Still, Channel 2 couldn't simply wait for justice to take its course, because of pressure from the FCC. The commission ordered outlets in the country's fifty largest television markets to be digital-TV-ready before the end of the '90s, and at present, 49 of them are on track. However, a plan submitted by a gaggle of Denver broadcasters dubbed the Lake Cedar Group to build a so-called digital supertower on Lookout Mountain was rebuffed by Jefferson County commissioners in 1999, thanks largely to the efforts of CARE ("Something in the Air," April 6, 2000). Local broadcasters reacted by coming up with temporary digital solutions; for instance, Channel 4 and Channel 6 are currently sending out digital signals from the roof of downtown's Republic Plaza. But such stopgaps won't provide long-term satisfaction for the FCC, which is bent on moving the digital revolution forward by any means necessary. Last month, commissioners led by Michael Powell, son of U.S. Secretary of State Colin Powell, directed all TV manufacturers to build digital tuners into their products by 2007, even though doing so may add as much as $200 to the cost of a set.
This year, three new tower proposals have been floated locally, but to date, none have won approval. Florida-based Pinnacle Towers wanted to build a tower on Eldorado Mountain, near Boulder, but county commissioners gave the scheme a thumbs-down in April. A separate bid by Public Interest Communications, an alliance of Channel 6, Colorado Public Radio and KUVO, to construct a tower on Mount Morrison, close to Red Rocks, will go before the Jefferson County planning commission on September 25; once a recommendation is made, the proposition will be forwarded to the county commissioners. Finally, the Lake Cedar Group, which includes Channel 2, is again asking permission to build a digital-TV tower on Lookout Mountain -- but its pitch probably won't be heard until next year. According to Jefferson County planner Steve Brown, the planning commission had penciled in Lake Cedar for sessions on November 13 and December 4, but a request for additional technical data has resulted in an indefinite delay.
Faced with these roadblocks, Channel 2 returned to Jefferson County with a new idea: How about putting a digital antenna on its smaller tower? After all, the same-service restriction applies only to edifices over 200 feet, and the station's auxiliary tower is under that height by almost a foot and a half.
Of course, the question of hot spots remained -- but the FCC came up with an answer. Previously, zoning administrator Carl points out, hot spots were measured by holding an RF survey meter approximately eight inches above an area to be tested, then lifting it straight up to a height of around eight feet.
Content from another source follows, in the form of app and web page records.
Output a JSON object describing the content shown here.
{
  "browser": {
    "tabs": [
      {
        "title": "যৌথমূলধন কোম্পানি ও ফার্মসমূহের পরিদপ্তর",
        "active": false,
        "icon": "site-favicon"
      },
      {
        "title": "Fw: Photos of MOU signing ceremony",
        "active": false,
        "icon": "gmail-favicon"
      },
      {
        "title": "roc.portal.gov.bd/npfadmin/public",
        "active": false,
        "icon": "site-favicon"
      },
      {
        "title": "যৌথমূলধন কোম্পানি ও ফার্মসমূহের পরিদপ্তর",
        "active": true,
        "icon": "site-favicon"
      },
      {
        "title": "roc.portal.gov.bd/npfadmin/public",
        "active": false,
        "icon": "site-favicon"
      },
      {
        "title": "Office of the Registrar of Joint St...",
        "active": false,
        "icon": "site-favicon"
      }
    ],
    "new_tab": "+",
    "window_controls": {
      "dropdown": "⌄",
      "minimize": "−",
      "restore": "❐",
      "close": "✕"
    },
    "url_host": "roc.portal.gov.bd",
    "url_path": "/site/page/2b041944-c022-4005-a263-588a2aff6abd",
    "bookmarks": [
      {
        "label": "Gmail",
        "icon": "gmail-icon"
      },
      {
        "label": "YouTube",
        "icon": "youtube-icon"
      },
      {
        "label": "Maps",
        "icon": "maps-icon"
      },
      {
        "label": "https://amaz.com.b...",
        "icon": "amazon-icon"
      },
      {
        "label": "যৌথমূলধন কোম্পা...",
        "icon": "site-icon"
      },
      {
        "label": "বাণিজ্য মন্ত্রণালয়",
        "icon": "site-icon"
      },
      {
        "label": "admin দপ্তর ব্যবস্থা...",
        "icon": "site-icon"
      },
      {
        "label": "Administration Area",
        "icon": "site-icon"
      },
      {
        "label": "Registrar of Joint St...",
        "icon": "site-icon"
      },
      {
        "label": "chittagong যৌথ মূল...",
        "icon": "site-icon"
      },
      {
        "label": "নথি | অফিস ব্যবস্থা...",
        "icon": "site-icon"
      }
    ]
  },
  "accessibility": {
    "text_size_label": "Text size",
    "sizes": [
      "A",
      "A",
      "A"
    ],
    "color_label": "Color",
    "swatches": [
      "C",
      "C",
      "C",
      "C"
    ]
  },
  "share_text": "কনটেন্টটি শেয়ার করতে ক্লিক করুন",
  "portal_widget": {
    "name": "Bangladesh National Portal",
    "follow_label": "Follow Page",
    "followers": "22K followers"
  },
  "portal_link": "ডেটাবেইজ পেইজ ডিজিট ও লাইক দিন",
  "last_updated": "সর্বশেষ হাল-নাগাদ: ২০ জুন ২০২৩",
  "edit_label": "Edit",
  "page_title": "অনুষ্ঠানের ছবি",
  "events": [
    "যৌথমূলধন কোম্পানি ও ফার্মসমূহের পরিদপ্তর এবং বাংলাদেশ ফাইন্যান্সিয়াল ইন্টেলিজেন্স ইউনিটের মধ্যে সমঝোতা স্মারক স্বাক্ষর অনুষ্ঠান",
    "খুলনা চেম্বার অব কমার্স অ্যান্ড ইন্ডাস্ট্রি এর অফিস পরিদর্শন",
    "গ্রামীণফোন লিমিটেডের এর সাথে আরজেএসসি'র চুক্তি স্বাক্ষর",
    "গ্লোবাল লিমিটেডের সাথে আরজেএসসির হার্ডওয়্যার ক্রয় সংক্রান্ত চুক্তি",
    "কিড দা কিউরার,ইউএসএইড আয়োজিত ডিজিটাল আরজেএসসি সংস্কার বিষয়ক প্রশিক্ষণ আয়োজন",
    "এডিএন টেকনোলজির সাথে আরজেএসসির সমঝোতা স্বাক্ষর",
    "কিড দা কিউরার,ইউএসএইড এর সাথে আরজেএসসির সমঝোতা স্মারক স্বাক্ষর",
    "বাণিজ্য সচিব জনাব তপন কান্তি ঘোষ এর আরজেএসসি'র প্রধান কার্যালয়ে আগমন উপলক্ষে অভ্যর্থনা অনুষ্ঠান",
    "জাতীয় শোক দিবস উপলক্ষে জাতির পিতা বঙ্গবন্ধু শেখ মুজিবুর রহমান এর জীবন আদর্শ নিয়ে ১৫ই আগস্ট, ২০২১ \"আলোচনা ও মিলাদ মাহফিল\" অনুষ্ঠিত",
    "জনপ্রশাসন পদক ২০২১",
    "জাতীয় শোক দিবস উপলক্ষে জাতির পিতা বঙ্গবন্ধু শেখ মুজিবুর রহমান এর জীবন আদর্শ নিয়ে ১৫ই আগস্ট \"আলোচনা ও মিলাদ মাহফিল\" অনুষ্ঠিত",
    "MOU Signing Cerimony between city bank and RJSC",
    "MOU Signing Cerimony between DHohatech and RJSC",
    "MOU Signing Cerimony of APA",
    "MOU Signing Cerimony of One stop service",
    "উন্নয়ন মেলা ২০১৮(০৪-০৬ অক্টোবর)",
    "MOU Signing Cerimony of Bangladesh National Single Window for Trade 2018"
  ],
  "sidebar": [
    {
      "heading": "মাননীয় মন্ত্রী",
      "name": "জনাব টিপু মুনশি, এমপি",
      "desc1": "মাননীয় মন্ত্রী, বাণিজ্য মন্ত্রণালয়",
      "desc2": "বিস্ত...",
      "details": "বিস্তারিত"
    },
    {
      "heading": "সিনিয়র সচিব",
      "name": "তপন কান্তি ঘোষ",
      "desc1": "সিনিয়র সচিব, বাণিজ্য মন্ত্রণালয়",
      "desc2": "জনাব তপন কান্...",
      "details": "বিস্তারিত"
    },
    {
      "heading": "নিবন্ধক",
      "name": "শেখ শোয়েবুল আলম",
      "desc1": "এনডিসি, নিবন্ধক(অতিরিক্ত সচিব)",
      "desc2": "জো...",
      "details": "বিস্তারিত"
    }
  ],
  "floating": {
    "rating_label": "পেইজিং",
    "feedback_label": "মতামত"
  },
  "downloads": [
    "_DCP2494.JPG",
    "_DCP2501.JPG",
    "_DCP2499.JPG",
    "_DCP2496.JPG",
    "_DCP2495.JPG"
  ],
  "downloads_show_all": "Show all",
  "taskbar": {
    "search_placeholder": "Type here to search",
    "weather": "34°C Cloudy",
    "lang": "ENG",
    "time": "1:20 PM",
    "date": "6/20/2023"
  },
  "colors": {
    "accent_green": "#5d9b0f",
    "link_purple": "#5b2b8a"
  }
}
But Carl received a letter from the FCC that announced a new testing procedure. "They told us you have to take into account directions -- north, south, east and west," Carl says. "You're supposed to use more of a zigzag motion that can be spatially averaged to determine a person's exposure." He adds that when measured in this manner, all of Channel 2's onetime hot spots wound up beneath the FCC threshold -- and since he felt the antenna proposal met all other standards, he approved it in August.